[AIM OF THE EXERCISE]: Copy out each line of the entries below in which the string "Simple" appears.

Items from a data source

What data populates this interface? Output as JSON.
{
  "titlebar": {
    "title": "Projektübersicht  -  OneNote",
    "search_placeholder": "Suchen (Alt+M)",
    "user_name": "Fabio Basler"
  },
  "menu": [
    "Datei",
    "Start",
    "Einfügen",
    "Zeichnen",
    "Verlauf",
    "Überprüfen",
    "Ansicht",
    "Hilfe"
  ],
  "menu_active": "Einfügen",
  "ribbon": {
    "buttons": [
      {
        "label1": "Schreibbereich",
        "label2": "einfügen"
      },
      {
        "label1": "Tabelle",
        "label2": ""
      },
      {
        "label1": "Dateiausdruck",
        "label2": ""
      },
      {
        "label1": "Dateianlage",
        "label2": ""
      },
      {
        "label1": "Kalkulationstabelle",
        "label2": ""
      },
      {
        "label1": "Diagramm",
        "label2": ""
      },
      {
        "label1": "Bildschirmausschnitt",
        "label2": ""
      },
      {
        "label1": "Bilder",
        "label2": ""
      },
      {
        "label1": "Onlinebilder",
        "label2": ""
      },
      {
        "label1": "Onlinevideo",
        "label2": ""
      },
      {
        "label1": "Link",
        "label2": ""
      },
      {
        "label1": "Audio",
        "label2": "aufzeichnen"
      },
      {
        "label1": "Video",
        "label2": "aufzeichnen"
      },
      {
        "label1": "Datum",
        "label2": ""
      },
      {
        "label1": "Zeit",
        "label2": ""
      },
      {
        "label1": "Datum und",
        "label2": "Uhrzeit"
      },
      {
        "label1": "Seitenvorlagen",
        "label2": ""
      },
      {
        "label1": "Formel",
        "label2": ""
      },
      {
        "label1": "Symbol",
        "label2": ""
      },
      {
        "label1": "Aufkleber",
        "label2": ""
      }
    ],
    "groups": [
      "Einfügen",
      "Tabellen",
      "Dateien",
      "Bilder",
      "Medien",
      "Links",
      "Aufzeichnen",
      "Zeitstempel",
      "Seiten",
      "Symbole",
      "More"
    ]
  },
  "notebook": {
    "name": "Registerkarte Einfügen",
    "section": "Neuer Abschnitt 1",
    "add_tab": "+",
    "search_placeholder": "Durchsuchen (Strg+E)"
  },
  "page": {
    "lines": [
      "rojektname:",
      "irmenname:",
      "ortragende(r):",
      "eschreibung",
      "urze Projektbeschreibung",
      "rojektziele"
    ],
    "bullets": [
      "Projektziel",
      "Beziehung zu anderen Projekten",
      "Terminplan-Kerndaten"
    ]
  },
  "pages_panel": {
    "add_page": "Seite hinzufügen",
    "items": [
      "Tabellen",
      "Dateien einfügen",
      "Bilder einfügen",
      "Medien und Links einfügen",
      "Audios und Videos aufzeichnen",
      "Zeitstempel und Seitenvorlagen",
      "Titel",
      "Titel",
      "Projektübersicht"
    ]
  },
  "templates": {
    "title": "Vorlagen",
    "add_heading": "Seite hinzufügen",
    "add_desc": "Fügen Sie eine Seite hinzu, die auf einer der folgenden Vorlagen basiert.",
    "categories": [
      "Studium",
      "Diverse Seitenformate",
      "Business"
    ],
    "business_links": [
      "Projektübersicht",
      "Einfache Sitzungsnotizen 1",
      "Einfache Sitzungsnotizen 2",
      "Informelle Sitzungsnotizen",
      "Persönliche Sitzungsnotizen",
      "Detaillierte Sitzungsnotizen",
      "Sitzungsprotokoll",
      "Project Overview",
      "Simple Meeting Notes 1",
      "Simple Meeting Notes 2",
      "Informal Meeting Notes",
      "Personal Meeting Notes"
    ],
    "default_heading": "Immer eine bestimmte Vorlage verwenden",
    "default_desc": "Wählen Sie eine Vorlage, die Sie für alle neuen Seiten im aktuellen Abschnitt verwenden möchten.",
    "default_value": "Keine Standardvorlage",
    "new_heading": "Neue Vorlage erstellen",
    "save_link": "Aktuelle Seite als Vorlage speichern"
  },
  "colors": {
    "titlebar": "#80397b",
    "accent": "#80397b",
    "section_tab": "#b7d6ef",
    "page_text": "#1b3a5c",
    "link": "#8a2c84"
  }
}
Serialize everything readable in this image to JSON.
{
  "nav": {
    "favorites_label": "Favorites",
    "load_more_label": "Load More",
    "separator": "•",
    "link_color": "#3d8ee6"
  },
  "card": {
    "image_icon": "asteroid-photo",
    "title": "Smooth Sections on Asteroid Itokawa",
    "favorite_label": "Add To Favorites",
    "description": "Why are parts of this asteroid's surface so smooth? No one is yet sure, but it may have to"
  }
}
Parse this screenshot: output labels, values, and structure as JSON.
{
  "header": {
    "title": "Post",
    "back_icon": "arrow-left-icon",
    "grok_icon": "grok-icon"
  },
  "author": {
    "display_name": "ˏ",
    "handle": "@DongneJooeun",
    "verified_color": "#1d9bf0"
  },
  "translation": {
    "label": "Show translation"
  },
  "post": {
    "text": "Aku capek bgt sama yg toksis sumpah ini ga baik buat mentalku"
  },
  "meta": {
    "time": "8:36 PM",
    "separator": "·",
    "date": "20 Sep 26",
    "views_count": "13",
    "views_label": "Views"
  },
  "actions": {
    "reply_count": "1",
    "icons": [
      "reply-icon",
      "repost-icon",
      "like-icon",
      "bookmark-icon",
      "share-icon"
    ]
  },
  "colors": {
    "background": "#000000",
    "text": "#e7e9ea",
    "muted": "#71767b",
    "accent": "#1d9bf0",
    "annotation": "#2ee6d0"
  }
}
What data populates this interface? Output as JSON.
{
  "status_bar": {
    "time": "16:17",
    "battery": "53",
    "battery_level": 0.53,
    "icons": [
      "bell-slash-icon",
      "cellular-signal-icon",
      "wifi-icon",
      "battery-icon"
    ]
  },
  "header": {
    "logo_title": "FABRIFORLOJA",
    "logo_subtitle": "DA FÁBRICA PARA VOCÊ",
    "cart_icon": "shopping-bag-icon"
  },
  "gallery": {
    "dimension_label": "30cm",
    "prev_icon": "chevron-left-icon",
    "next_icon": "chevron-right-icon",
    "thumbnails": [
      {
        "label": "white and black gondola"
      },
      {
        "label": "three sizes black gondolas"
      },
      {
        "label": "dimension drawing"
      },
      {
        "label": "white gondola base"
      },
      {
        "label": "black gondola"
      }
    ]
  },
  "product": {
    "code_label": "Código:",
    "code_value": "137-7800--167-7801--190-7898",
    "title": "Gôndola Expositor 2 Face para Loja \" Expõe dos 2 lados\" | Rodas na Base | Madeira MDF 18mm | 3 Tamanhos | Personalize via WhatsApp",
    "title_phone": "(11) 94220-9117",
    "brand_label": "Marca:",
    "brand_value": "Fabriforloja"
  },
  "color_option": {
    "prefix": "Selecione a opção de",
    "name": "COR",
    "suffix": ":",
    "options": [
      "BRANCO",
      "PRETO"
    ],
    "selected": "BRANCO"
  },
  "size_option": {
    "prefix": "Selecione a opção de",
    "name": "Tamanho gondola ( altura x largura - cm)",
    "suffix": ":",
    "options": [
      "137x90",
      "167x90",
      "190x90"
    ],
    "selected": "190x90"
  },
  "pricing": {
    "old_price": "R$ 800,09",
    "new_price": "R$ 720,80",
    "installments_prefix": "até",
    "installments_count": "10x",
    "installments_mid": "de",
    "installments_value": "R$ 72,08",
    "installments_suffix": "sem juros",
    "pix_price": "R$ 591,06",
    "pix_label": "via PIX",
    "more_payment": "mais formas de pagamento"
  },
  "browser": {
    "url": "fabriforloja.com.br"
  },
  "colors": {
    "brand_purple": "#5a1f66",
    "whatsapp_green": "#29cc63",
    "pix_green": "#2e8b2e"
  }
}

[RESULT OF THIS EXERCISE]:
      "Simple Meeting Notes 1",
      "Simple Meeting Notes 2",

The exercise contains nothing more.